## What the task requires:
Could you give the whole listing again, exactly as it reads?

## Input:
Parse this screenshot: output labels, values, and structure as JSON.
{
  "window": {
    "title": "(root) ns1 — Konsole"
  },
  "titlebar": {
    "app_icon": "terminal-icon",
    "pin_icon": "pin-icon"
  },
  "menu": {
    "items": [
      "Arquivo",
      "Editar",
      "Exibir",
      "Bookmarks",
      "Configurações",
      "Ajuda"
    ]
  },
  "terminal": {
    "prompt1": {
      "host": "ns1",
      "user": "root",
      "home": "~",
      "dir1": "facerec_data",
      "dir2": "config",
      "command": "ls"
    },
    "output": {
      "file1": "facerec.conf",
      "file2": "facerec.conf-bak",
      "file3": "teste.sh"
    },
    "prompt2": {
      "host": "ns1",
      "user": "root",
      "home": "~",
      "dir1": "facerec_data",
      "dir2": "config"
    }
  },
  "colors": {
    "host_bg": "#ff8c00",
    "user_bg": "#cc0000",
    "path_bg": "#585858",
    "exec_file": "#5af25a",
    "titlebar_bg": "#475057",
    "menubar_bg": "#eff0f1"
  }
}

## Written answer:
Parse this screenshot: output labels, values, and structure as JSON.
{
  "window": {
    "title": "(root) ns1 — Konsole"
  },
  "titlebar": {
    "app_icon": "terminal-icon",
    "pin_icon": "pin-icon"
  },
  "menu": {
    "items": [
      "Arquivo",
      "Editar",
      "Exibir",
      "Bookmarks",
      "Configurações",
      "Ajuda"
    ]
  },
  "terminal": {
    "prompt1": {
      "host": "ns1",
      "user": "root",
      "home": "~",
      "dir1": "facerec_data",
      "dir2": "config",
      "command": "ls"
    },
    "output": {
      "file1": "facerec.conf",
      "file2": "facerec.conf-bak",
      "file3": "teste.sh"
    },
    "prompt2": {
      "host": "ns1",
      "user": "root",
      "home": "~",
      "dir1": "facerec_data",
      "dir2": "config"
    }
  },
  "colors": {
    "host_bg": "#ff8c00",
    "user_bg": "#cc0000",
    "path_bg": "#585858",
    "exec_file": "#5af25a",
    "titlebar_bg": "#475057",
    "menubar_bg": "#eff0f1"
  }
}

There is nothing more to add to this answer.